Use access key #2 to skip to page content.

TMFPostOfTheDay (< 20)

Looking for Safety in REITs



November 12, 2013 – Comments (2) | RELATED TICKERS: TCO , PEI , GRT.DL

Board: Real Estate Investment Trusts

Author: Reitnut

I really enjoyed reading XOT's post of Nov3. He is certainly right that REIT pfd investors must weight the importance of dividend yields between issues in the context of creditworthiness, balance sheet strength, upside and downside potential, call protection, etc. An 8.5% yield may be totally uninteresting vs. a peer with a 7.5% yield if the former is a major credit risk.

I think this exercise is most valuable when comparing REITs that do business within the same property sector, i.e., comparing REGpG with GRTpI makes sense, but comparing TCOpK with GRTpI would be an ever better exercise. Similarly, we might compare KIM's pfds to REG's.
On the other hand, comparing AHTpD to GRTpI doesn't work as well, given that they are in totally different property sectors.

So would it be useful to compare risk among the various property sectors? Perhaps - but it's not likely that any two CRE experts would agree on this. It's pretty clear to me that lodging is the riskiest of sectors, due to the lack of any long-term leases and the operating leverage involved in owning hotels. All other sectors are inherently less risky. Office might be the next riskiest (despite long-term leases), due to the elongated cycles here and the long-lead times of new development. New developments are very difficult to shut down once they are started. However, CBD properties are probably at less risk than those of suburban markets where developments can proliferate and rental rates are more volatile.

Industrial is less risky than office; leases are shorter, but excess supply from new development has been less of a problem historically than in the office sector, and warehouses and distribution facilities are usually not something that users can downsize like they can office space. And there are less cap ex requirements here, which can really hurt the economics of office leasing in weak markets.

The other major sectors, i.e., retail and residential, have been quite stable historically. Cycles in the apartment sector have been mild, and hard times often bring in new renters as we have seen in the last few years. Big risks here are overdevelopment, and really weak economic conditions when jobs are being lost - sure people have to live somewhere, but in bad times they may double up or live with Mom. Unlike in other sectors, vacancies can always be filled if apartment owners are willing to cut rent and provide concessions.

Neighborhood shopping centers sell necessities, not luxuries that can be dispensed with in tough times, and are often supermarket-anchored. So there is some inherent stability in this sector, but risk also. Strip center REITs encountered difficulties during the last recession partially because of struggling mom 'n' pop tenants, but also due to development - developers were chasing rooftops during the housing boom. Supermarkets are also facing new threats from discounters and boutique grocers. Right now, however, we are in the early stages of the upward section of the cycle, with rising occupancies and firming lease rates.

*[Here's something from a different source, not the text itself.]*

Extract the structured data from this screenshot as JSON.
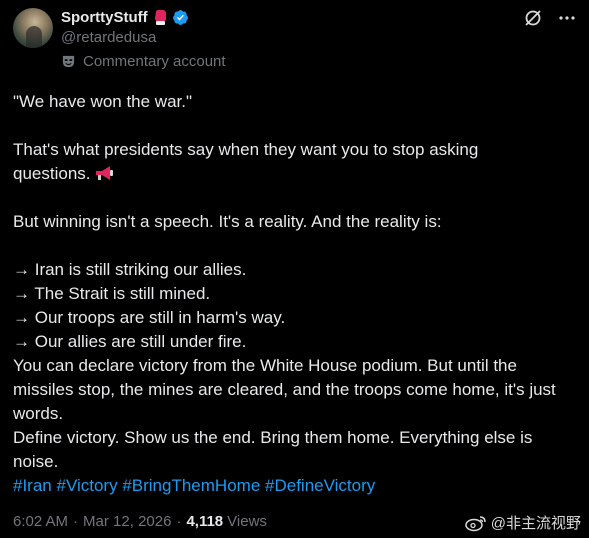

Mall properties can be even more stable, due to the lack of new development, the nature of the tenants (national and regional, not mom 'n' pop); however, malls are tricky, as those that are not productive and/or those located in tertiary markets have not done well recently and some are at risk of closure, especially if a large and weak tenant, such as JC Penny, leaves. For this reason, a pfd issued by PEI is more risky than one issued by TCO. I think the 7.6% provided by PEIpB, for example, is much too skinny a premium vs. the TCOpJ, at 7.3%. There ought to be at least a 50-60 bps gap.

We should also overlay a REIT's business strategy on top of all the other factors we use, i.e., a heavy commitment to development projects warrants a higher pfd yield when all other factors are equal. A REIT's track record of development is a related consideration. There have been few really successful developers in REIT world, so we should watch those development pipelines carefully.

I am over-generalizing in the foregoing thoughts, but perhaps they might be slightly useful.


2 Comments – Post Your Own

#1) On November 12, 2013 at 9:11 PM, BrokeInDaBurgh (< 20) wrote:

"comparing REGpG with GRTpI makes sense, but comparing TCOpK with GRTpI would be an ever better exercise. Similarly, we might compare KIM's pfds to REG's. On the other hand, comparing AHTpD to GRTpI doesn't work as well . . ."


Wow, you took the words right out of my mouth!  I could not agree more!



Report this comment
#2) On November 13, 2013 at 11:10 AM, lemoneater (57.10) wrote:

I've had NHI (National Health Investors) ever since September of 2008. It is at a 67% unrealized gain right now. I bought it at $33.40. I started with 15 shares, but now have 20 through dividend reinvestment. I'm happy with that. It is the only REIT I own since I'm not an expert in the sector.

My impression was that NHI has been less volatile over time than REITs with mall properties, but I wonder how it compares to other healthcare facilities REITs. I agree that in looking at REITs one must always consider the performance of the underlying industry and scrutinize and compare competitors' performance not just any random REIT out there.

Report this comment

Featured Broker Partners